** Opening MATERIAL TO PROCESS block **

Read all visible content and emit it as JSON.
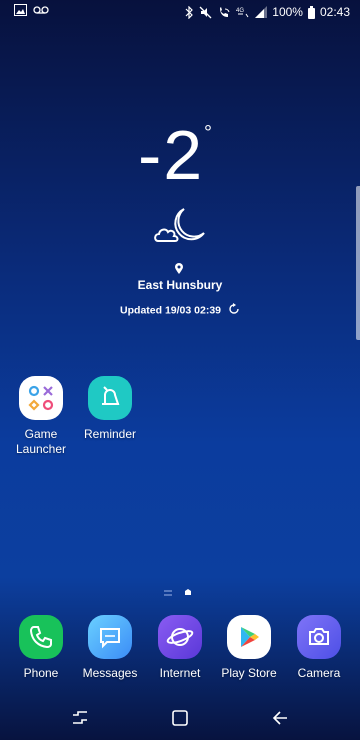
{
  "status_bar": {
    "left_icons": [
      "gallery-icon",
      "voicemail-icon"
    ],
    "right_icons": [
      "bluetooth-icon",
      "mute-icon",
      "wifi-call-icon",
      "volte-icon",
      "signal-icon",
      "battery-icon"
    ],
    "battery": "100%",
    "time": "02:43"
  },
  "weather": {
    "temperature": "-2",
    "degree_symbol": "°",
    "condition_icon": "moon-cloud-icon",
    "location": "East Hunsbury",
    "updated": "Updated 19/03 02:39"
  },
  "home_apps": [
    {
      "label": "Game\nLauncher",
      "icon": "game-launcher-icon"
    },
    {
      "label": "Reminder",
      "icon": "reminder-icon"
    }
  ],
  "dock": [
    {
      "label": "Phone",
      "icon": "phone-icon",
      "color": "#18c25a"
    },
    {
      "label": "Messages",
      "icon": "messages-icon",
      "color": "#47a9ff"
    },
    {
      "label": "Internet",
      "icon": "internet-icon",
      "color": "#6a48e8"
    },
    {
      "label": "Play Store",
      "icon": "play-store-icon",
      "color": "#ffffff"
    },
    {
      "label": "Camera",
      "icon": "camera-icon",
      "color": "#5a5ef0"
    }
  ],
  "nav": [
    "recents-button",
    "home-button",
    "back-button"
  ]
}
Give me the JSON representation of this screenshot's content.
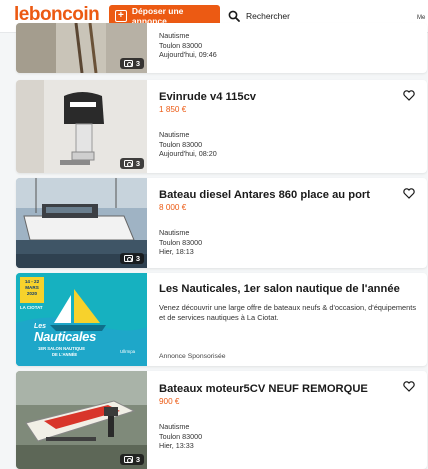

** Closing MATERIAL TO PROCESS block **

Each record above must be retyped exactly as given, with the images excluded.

_ANSWER BELOW_
Read all visible content and emit it as JSON.
{
  "status_bar": {
    "left_icons": [
      "gallery-icon",
      "voicemail-icon"
    ],
    "right_icons": [
      "bluetooth-icon",
      "mute-icon",
      "wifi-call-icon",
      "volte-icon",
      "signal-icon",
      "battery-icon"
    ],
    "battery": "100%",
    "time": "02:43"
  },
  "weather": {
    "temperature": "-2",
    "degree_symbol": "°",
    "condition_icon": "moon-cloud-icon",
    "location": "East Hunsbury",
    "updated": "Updated 19/03 02:39"
  },
  "home_apps": [
    {
      "label": "Game\nLauncher",
      "icon": "game-launcher-icon"
    },
    {
      "label": "Reminder",
      "icon": "reminder-icon"
    }
  ],
  "dock": [
    {
      "label": "Phone",
      "icon": "phone-icon",
      "color": "#18c25a"
    },
    {
      "label": "Messages",
      "icon": "messages-icon",
      "color": "#47a9ff"
    },
    {
      "label": "Internet",
      "icon": "internet-icon",
      "color": "#6a48e8"
    },
    {
      "label": "Play Store",
      "icon": "play-store-icon",
      "color": "#ffffff"
    },
    {
      "label": "Camera",
      "icon": "camera-icon",
      "color": "#5a5ef0"
    }
  ],
  "nav": [
    "recents-button",
    "home-button",
    "back-button"
  ]
}
Give me the JSON representation of this screenshot's content.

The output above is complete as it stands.